Friday morning started sunny so we decided to limber up with a walk from Cape Cornwall with the Watch Croft scheduled for the afternoon. It was not to be. First the Longships Lighthouse, then the Brisons disappeared behind a veil of rain while the wind became fierce, so we headed back to the campsite only to see our tent trying to flog itself to pieces. All we could do was tether it to the roof bars and hope. That night we slept in a rocking car! Saturday we spent cowering from the elements in the car, whilst the wind but not the rain gradually abated. By evening we were able to put the tent to rights and sleep as intended under canvas.
The sun showed up again Sunday morning so it was time to salvage something from the weekend. It was time to try out the new antenna, a modified W3EDP, on the Watch Croft.

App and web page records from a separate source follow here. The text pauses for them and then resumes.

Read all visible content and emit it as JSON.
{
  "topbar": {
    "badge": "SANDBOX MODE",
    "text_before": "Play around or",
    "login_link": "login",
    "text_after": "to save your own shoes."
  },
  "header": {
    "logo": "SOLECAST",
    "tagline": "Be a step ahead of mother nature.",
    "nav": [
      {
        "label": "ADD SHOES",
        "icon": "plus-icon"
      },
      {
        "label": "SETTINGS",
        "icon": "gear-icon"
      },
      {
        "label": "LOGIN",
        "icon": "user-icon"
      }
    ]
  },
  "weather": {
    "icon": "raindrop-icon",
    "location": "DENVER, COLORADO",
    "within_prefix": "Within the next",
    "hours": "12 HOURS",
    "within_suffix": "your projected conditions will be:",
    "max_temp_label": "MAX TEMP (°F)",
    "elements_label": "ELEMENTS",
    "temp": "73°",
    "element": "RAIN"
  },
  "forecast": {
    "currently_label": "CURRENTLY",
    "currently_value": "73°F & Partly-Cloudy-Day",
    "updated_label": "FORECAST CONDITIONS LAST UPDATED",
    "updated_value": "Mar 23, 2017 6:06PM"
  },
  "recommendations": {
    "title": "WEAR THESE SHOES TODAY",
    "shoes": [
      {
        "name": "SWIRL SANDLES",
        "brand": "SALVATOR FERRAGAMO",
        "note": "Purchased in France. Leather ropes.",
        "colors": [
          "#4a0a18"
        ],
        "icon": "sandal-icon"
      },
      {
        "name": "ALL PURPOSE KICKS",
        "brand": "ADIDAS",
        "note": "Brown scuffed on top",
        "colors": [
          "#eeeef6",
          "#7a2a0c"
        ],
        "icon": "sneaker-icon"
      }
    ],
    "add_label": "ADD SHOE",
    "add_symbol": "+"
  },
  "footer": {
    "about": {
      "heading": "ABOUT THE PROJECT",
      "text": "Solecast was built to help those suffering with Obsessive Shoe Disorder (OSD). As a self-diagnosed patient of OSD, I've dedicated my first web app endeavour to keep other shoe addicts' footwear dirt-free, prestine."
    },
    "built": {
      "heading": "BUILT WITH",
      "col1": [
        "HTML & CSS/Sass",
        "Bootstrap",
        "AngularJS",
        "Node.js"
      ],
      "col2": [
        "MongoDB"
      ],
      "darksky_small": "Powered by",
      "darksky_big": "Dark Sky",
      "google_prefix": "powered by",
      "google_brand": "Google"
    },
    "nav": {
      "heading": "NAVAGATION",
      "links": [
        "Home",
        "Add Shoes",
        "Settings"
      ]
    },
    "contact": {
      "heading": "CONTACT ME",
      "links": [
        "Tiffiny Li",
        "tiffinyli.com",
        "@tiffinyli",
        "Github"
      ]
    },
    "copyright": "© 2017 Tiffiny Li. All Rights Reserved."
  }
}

The Watch Croft is an object lesson to anyone who regards a one-point summit as an easy option. You park beside the road at SW348415, 180 m asl, and walk about a kilometer up the unsurfaced road to Garden Mine Cottage at SW356418: at the gate to the cottage’s garden a faint track meanders off rightwards through the gorse and bracken towards the summit. This is pure bush-wacking; in late summer with the bracken tall the track may well be invisible, but it is not wise to leave it as the surrounding ground is littered with holes, trenches and tips left by the old tin streamers, with a few unmarked shafts from the tin mine thrown in for good measure! This track lands you on a large flat bouldery quagmire with sparce vegetation, possibly poisoned by arsenic vein outcrops. At this point you should take a bearing on the trig point so that a reciprocal course will bring you back to the safe track. The summit itself is an unstable spread of loose boulders bordered by some granite tors, not a place to peg out a mast! However, a short distance to the west is a large standing stone, from its shape I would guess it celebrated the Joy of Sex! Anyway, a couple of strips of duct tape and the pole was secure!

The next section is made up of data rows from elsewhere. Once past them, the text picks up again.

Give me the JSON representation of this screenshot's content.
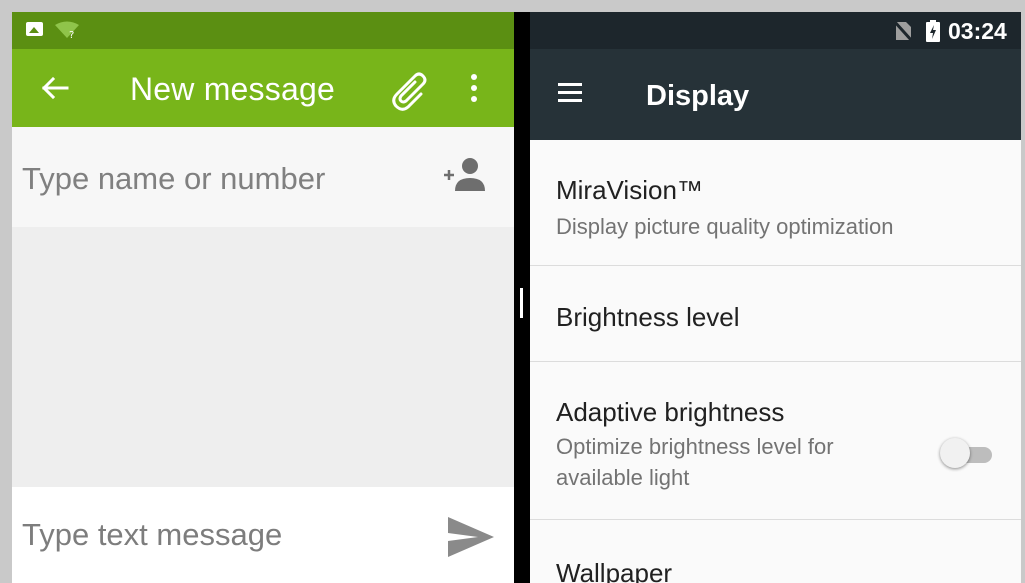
{
  "messaging": {
    "title": "New message",
    "recipient_placeholder": "Type name or number",
    "message_placeholder": "Type text message",
    "colors": {
      "status_bar": "#5b8f12",
      "app_bar": "#78b51a"
    },
    "icons": [
      "image-notification-icon",
      "wifi-unknown-icon",
      "back-arrow-icon",
      "paperclip-icon",
      "more-options-icon",
      "add-contact-icon",
      "send-icon"
    ]
  },
  "settings": {
    "status_time": "03:24",
    "title": "Display",
    "colors": {
      "status_bar": "#1d262c",
      "toolbar": "#263238"
    },
    "icons": [
      "no-sim-icon",
      "battery-charging-icon",
      "hamburger-menu-icon"
    ],
    "items": [
      {
        "title": "MiraVision™",
        "subtitle": "Display picture quality optimization"
      },
      {
        "title": "Brightness level"
      },
      {
        "title": "Adaptive brightness",
        "subtitle": "Optimize brightness level for available light",
        "toggle": "off"
      },
      {
        "title": "Wallpaper"
      }
    ]
  }
}
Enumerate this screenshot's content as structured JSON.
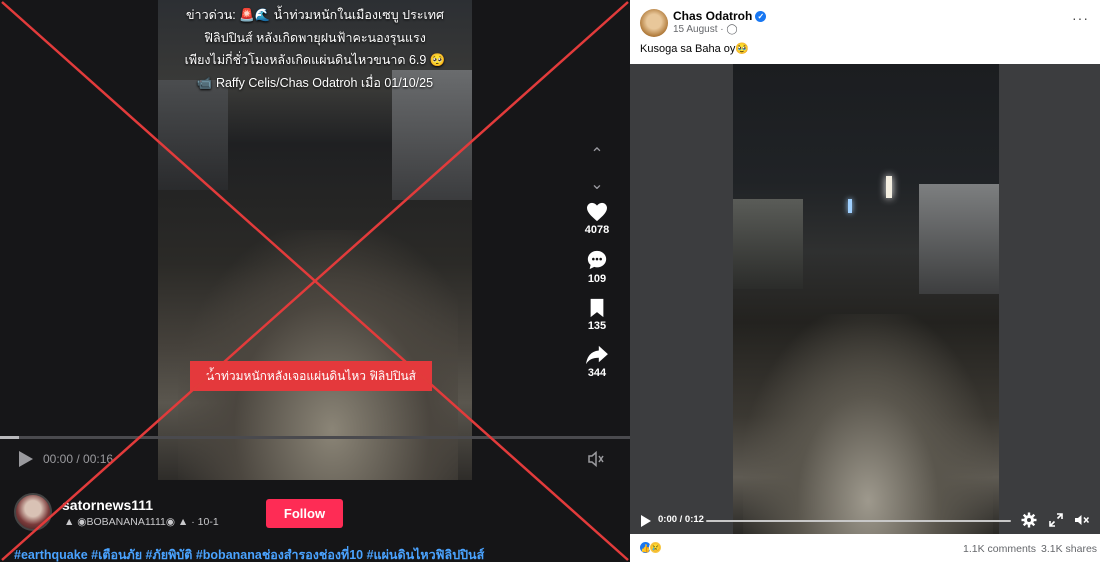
{
  "tiktok": {
    "caption_lines": [
      "ข่าวด่วน: 🚨🌊 น้ำท่วมหนักในเมืองเซบู ประเทศ",
      "ฟิลิปปินส์ หลังเกิดพายุฝนฟ้าคะนองรุนแรง",
      "เพียงไม่กี่ชั่วโมงหลังเกิดแผ่นดินไหวขนาด 6.9 🥺",
      "📹 Raffy Celis/Chas Odatroh เมื่อ 01/10/25"
    ],
    "banner_text": "น้ำท่วมหนักหลังเจอแผ่นดินไหว ฟิลิปปินส์",
    "actions": {
      "likes": "4078",
      "comments": "109",
      "saves": "135",
      "shares": "344"
    },
    "player": {
      "time": "00:00 / 00:16",
      "progress": 0.03
    },
    "user": {
      "name": "satornews111",
      "subline": "▲ ◉BOBANANA1111◉ ▲ · 10-1"
    },
    "follow_label": "Follow",
    "hashtags": "#earthquake #เตือนภัย #ภัยพิบัติ #bobananaช่องสำรองช่องที่10 #แผ่นดินไหวฟิลิปปินส์",
    "colors": {
      "follow": "#fe2c55",
      "banner": "#e4393c",
      "hashtag": "#4aa3ff",
      "cross": "#e23b3b"
    }
  },
  "facebook": {
    "author": "Chas Odatroh",
    "date": "15 August · ",
    "more": "···",
    "caption": "Kusoga sa Baha oy🥹",
    "player": {
      "time": "0:00 / 0:12",
      "progress": 0.0
    },
    "reactions": {
      "like": "👍",
      "sad": "😢"
    },
    "comments": "1.1K comments",
    "shares": "3.1K shares",
    "colors": {
      "verified": "#1877f2"
    }
  }
}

A series of CQ’s on 5.3985 SSB brought no answer, retuning to 3.666 was no better, so I tuned to 7.118 and straight away G0RQL and G3RMD came back, and I was in the game! A sometimes unruly pile-up gave me 22 contacts in 40 minutes, then as the channel went quiet Pauline alerted me to approaching rain. Abandoning thoughts of another touch at 80 and 60, I hastily packed up. Our retreat wasn’t fast enough and our trousers were soaked by run-off from our cagoules - but at that we were better off than our friends, who were caught half-way up Commando Ridge at Bosigran and thoroughly soaked. Well, its all part of the fun!

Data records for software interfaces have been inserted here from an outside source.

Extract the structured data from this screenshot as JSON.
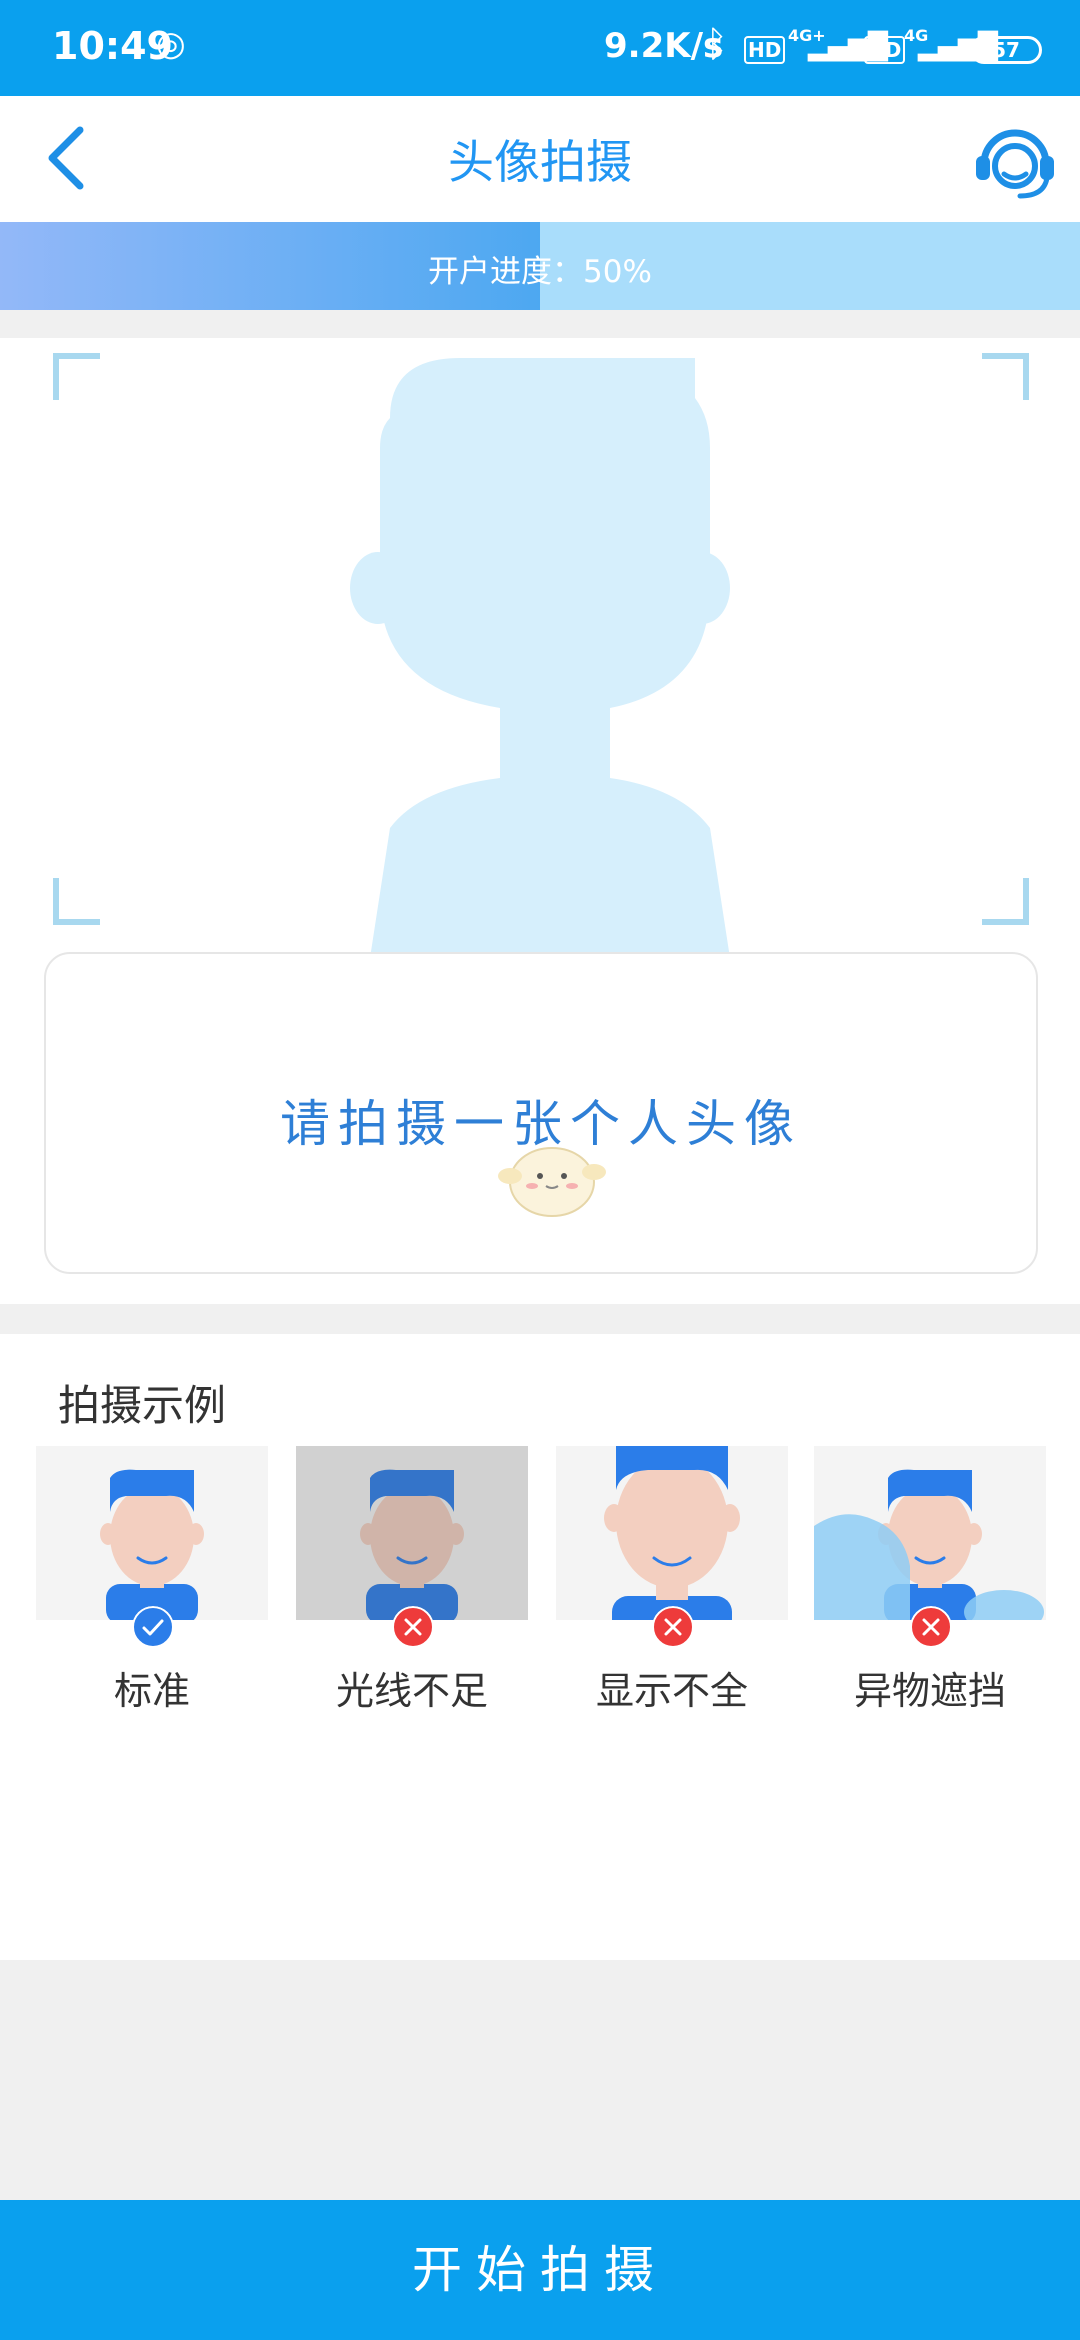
{
  "status_bar": {
    "time": "10:49",
    "net_speed": "9.2K/s",
    "sim1_type": "4G+",
    "sim2_type": "4G",
    "hd_badge": "HD",
    "battery": "57"
  },
  "nav": {
    "title": "头像拍摄",
    "back_icon": "chevron-left-icon",
    "service_icon": "headset-icon"
  },
  "progress": {
    "text": "开户进度：50%",
    "value": 0.5
  },
  "capture": {
    "prompt": "请拍摄一张个人头像"
  },
  "examples": {
    "title": "拍摄示例",
    "items": [
      {
        "label": "标准",
        "status": "ok"
      },
      {
        "label": "光线不足",
        "status": "bad"
      },
      {
        "label": "显示不全",
        "status": "bad"
      },
      {
        "label": "异物遮挡",
        "status": "bad"
      }
    ]
  },
  "bottom": {
    "start_button": "开始拍摄"
  },
  "colors": {
    "primary": "#0aa0ee",
    "title_blue": "#2196f3",
    "silhouette": "#d6effc",
    "ok": "#2b7de9",
    "error": "#ee3b3b"
  }
}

Previous tests and this activation showed that the W3EDP antenna system is a viable choice for SOTA and I intend to put it to good use. For those who would like to give it a try, my version consists of a 26 metre wire inverted V and a 5.5 metre counterpoise lying on the ground. The tuner is a 22 turn coil 50 mm long and wide with a 5 turn link at the counterpoise end, the coil has no direct connection to the rigs earth. The coil is tuned by a 150 pf airspaced capacitor and there is a 100 pf airspaced capacitor from the top of the coil to the antenna socket. This is shorted out on most bands with a toggle switch but is needed to tune 5 megs. The tuner gives a good match on 80, 60, 40 and 20 metres, a couple of turns off the coil would add 15 metres and the WARC bands. So simple even I could build it! It is worth remembering that in the days before HF beams were introduced this antenna was regarded as a really mean DX machine.